Following the recent rants of HBO’s “Last Week Tonight” host John Oliver on his comedy news show, I lamented that my dream of a perfect-equality, utopian internet could be corrupted by FCC rules which will allow ISPs (Internet Service Providers) to charge additional fees for preferential access to deliver online videos and other content at faster speeds. It occurred to me that this new paradigm would set up an inequitable online superhighway with a fast lane for travel industry partners with big bucks and a slow lane for everyone else.
With the exception of large corporate interests, most of us expect the internet to remain a level playing field, allowing content and service offers to reach a global audience irrespective of the content provider’s size or budget. When it comes to the $7 trillion global travel industry, the discussion about net neutrality is reaching a fevered pitch. Will, for instance, small, boutique properties be able to compete with multi-national online travel agencies (OTAs) and big hospitality chains in a world of pay-for-priority? Does the consumer win or lose in the end? Whose interest will win: big business, small business or the consumer? The answers require some further inspection.
Equity at Work
One great example of equity and net neutrality and the OTAs at work was Google’s initial video offering that went up against YouTube. Google threw everything at it—the best technology, resources and money—as it competed with YouTube on a level playing field. YouTube ultimately triumphed because it simply offered a better product. That to me is what net neutrality is all about. No matter what your size, if you had a great product, you could compete against anyone.
The Need for Speed
The internet customer will always be won or lost by speed, with all other purchasing factors equal. The speed in which a result is delivered is the ultimate decider for a customer to make a purchase—or venture to another website. The typical hotel webpage request can involve dozens of back-and-forth communications between the browser and the web server. Throw in third party widgets and booking engines, and you could have an even slower website.
The Uneven Superhighway Already at Work
Slowly imbalance already has crept into the web. In 2010, Google Search Guru Matt Cutts announced that Google was incorporating site speed in search rankings. [Source: http://www.mattcutts.com/blog/site-speed/] Big content providers, like the OTAs, who recognize the importance of speed took note and used their vast resources to innovate. They utilize companies such as Akamai and Level 3 that have partnered with ISPs to set up highly efficient servers or routers in their data centers (which advantageously increase speed for customers and reduce traffic flowing out of their network). Over the past six years, they’ve essentially rewired the internet, cutting back on the delay of information to the consumer.
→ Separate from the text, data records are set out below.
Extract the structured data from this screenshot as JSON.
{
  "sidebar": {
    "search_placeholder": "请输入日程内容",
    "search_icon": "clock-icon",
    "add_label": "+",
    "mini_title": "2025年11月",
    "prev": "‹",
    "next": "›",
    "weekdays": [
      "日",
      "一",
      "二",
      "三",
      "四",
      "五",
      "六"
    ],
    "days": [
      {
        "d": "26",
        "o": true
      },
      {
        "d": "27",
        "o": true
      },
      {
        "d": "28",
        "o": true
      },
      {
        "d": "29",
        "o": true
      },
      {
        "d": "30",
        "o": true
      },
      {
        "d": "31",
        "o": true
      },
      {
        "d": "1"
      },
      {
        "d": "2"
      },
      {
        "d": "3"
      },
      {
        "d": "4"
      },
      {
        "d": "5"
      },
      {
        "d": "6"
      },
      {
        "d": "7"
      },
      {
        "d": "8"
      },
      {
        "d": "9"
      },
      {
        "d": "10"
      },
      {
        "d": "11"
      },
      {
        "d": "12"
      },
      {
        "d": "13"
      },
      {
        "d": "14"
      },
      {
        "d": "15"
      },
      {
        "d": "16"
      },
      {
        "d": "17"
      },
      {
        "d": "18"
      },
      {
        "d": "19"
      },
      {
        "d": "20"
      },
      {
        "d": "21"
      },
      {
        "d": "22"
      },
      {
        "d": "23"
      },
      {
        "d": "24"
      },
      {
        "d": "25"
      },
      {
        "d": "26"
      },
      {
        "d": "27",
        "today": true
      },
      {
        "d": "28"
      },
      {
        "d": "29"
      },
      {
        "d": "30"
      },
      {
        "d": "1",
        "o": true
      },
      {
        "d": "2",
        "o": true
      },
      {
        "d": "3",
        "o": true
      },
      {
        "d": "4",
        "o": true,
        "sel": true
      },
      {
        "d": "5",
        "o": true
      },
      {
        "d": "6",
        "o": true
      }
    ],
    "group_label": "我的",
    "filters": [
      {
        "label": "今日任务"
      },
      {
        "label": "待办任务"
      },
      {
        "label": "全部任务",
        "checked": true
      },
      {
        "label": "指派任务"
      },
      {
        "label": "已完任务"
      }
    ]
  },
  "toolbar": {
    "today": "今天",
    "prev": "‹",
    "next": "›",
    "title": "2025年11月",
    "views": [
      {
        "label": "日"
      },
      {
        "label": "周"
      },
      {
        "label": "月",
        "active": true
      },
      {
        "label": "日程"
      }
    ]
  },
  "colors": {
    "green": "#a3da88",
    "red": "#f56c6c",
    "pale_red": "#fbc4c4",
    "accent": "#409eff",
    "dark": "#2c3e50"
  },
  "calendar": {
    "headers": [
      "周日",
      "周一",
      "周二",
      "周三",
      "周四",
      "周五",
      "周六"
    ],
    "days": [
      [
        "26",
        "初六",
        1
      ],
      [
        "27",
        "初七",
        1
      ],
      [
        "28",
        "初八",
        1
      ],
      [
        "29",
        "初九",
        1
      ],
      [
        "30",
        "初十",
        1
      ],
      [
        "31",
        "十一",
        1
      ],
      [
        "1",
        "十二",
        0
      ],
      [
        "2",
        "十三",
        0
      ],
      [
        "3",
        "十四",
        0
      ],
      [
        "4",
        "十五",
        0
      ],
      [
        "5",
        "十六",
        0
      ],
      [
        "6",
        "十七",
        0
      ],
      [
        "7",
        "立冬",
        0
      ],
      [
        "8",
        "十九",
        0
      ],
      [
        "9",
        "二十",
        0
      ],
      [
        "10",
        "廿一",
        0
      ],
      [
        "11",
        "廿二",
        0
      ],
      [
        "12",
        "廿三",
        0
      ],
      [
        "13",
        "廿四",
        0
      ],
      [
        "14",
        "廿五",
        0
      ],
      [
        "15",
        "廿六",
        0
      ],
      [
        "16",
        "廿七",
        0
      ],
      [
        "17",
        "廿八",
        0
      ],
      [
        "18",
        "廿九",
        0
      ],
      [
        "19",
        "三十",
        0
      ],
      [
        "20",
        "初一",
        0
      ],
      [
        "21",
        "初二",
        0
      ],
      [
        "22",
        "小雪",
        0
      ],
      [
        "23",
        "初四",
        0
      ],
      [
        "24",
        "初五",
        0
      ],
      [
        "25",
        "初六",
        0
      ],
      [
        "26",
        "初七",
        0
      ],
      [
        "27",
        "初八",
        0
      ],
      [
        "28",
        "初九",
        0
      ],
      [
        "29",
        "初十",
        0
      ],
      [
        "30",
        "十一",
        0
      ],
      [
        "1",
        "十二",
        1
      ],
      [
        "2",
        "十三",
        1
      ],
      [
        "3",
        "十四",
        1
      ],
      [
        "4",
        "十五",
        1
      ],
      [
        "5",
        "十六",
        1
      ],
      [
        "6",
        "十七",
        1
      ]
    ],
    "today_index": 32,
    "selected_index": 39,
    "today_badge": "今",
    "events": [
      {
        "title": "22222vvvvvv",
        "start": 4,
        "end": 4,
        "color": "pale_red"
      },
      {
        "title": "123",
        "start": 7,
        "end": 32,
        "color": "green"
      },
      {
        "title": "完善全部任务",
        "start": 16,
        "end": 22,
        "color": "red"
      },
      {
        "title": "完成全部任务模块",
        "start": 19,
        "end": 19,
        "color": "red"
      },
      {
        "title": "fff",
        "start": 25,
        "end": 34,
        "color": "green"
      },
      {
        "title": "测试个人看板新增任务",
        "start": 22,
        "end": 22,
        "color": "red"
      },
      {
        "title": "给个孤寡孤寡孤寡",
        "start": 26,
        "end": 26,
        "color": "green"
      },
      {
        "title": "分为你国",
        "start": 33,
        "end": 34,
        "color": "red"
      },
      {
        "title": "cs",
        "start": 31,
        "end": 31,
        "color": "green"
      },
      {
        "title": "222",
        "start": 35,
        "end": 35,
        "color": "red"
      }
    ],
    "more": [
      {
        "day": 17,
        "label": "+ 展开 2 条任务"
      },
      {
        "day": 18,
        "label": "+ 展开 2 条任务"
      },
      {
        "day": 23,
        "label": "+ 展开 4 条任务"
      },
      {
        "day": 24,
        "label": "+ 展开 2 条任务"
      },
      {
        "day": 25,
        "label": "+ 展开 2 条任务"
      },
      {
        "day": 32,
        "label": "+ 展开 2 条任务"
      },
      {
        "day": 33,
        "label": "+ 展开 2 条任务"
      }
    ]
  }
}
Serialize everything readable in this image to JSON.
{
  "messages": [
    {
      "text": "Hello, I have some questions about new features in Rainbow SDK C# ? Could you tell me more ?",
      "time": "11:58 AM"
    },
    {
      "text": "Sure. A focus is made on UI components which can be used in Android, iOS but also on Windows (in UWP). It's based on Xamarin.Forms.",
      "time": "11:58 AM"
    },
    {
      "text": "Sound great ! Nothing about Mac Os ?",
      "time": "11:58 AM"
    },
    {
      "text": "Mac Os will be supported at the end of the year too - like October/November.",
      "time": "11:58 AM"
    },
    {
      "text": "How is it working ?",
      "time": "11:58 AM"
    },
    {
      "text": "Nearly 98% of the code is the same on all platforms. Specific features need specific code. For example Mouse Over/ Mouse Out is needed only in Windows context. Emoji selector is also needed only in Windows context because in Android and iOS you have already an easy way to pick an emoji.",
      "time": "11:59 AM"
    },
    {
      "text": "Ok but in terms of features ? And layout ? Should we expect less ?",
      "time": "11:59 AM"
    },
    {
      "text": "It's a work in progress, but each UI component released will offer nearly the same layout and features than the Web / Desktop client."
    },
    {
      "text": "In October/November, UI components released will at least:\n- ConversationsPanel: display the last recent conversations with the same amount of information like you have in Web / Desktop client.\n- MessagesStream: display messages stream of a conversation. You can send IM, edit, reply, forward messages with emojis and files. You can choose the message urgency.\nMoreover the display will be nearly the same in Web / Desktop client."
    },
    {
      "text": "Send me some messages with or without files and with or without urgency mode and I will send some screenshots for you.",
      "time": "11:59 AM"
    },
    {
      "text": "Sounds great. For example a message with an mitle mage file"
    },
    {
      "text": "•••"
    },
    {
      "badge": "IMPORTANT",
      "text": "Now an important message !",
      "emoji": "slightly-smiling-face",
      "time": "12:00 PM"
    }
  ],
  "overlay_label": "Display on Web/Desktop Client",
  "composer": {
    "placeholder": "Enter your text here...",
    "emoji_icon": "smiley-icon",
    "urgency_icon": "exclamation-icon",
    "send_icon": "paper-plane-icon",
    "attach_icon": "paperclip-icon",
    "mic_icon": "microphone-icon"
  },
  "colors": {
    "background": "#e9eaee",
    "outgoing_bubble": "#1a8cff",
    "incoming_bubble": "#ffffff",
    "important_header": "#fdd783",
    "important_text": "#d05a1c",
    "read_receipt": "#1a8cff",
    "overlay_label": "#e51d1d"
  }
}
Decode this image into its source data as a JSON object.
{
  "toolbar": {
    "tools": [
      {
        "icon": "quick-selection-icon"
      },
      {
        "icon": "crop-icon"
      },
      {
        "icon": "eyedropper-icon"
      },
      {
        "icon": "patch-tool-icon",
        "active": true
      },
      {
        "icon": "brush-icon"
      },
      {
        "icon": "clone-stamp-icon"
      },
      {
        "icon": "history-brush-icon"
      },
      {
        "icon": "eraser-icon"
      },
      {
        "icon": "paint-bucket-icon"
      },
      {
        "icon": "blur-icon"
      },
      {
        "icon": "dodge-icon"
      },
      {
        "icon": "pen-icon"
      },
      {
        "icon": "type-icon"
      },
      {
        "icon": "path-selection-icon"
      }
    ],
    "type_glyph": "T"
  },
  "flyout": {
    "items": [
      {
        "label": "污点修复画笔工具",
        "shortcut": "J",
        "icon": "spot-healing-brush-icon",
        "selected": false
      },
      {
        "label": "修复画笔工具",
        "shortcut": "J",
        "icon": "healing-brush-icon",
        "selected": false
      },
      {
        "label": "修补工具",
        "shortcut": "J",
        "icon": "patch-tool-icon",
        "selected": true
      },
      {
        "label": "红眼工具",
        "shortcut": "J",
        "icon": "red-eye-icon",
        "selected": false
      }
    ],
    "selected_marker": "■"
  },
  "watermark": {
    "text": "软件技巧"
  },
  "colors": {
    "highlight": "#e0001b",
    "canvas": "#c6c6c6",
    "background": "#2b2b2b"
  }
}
In fact, Airbnb CTO and Co-founder Nathan Blecharczyk recently boasted about the success of his partnership with Akamai. [Source: http://www.akamai.com/html/customers/testimonials/airbnb.html] Smaller travel interests simply can’t compete going through the traditional internet backbone. What chance does an independent hotel have against a speedily-rendered OTA page for ranking on a certain keyword? How will the next internet startup compete with a Booking.com or Expedia?
Winners and Losers
In our examination of the issue of pay-for-priority, it seems like the OTAs will fare quite well and small time hotel operators not as well. It also seems like this internet rewiring has been great for consumers. It has allowed millions to enjoy YouTube. It’s also the reason why the latest version of high-definition video, Ultra HD 4K, is available for streaming over the internet.
However, proposed FCC rules would begin to allow ISPs like Comcast, Verizon and AT&T to charge content providers like the OTAs and smaller travel industry businesses (in addition to their current shake down of the consumer with fees). In this scenario, the OTAs will pay, small hoteliers will pay and eventually the costs will trickle down to the consumer, eventually affecting internet purchases.
The Federal Communications Commission (http://www.fcc.gov/comments) is taking comments on this matter if you feel strongly about protecting and promoting the open internet. The internet belongs to all of us. That’s the way it’s always been. And that’s the way it should continue to be.
This article was plublished in Tnooz – Why the travel industry needs the web to remain open and neutral (http://bit.ly/1mQrep9)